Below are the records. List every line holding the word "more".

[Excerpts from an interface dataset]
——

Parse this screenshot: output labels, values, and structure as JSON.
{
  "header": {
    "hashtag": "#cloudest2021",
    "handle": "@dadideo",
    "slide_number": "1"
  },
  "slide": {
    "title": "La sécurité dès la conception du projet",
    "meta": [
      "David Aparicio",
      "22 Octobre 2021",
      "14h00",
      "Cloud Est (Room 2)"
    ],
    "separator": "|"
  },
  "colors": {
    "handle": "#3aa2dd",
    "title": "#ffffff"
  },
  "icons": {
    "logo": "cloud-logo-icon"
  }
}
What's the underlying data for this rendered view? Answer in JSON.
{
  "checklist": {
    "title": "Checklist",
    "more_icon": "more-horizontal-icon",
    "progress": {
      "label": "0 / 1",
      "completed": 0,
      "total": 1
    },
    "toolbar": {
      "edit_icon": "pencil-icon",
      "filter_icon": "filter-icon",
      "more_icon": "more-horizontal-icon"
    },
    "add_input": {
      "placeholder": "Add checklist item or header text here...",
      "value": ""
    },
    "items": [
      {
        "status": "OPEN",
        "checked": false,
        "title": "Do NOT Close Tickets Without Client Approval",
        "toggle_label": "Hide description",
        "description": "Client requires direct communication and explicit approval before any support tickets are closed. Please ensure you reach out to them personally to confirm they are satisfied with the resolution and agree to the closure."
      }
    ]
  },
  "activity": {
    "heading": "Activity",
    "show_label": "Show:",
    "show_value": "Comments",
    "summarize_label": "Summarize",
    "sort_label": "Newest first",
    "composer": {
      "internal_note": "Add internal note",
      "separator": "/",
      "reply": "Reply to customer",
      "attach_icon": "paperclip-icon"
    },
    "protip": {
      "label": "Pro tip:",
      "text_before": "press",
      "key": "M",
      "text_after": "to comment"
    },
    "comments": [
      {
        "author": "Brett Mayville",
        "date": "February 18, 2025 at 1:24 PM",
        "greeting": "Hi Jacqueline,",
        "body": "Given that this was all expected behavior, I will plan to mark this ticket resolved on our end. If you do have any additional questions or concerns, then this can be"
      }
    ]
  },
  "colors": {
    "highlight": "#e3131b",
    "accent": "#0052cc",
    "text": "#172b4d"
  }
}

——

— OUTPUT FOR THIS EXERCISE —
    "more_icon": "more-horizontal-icon",
      "more_icon": "more-horizontal-icon"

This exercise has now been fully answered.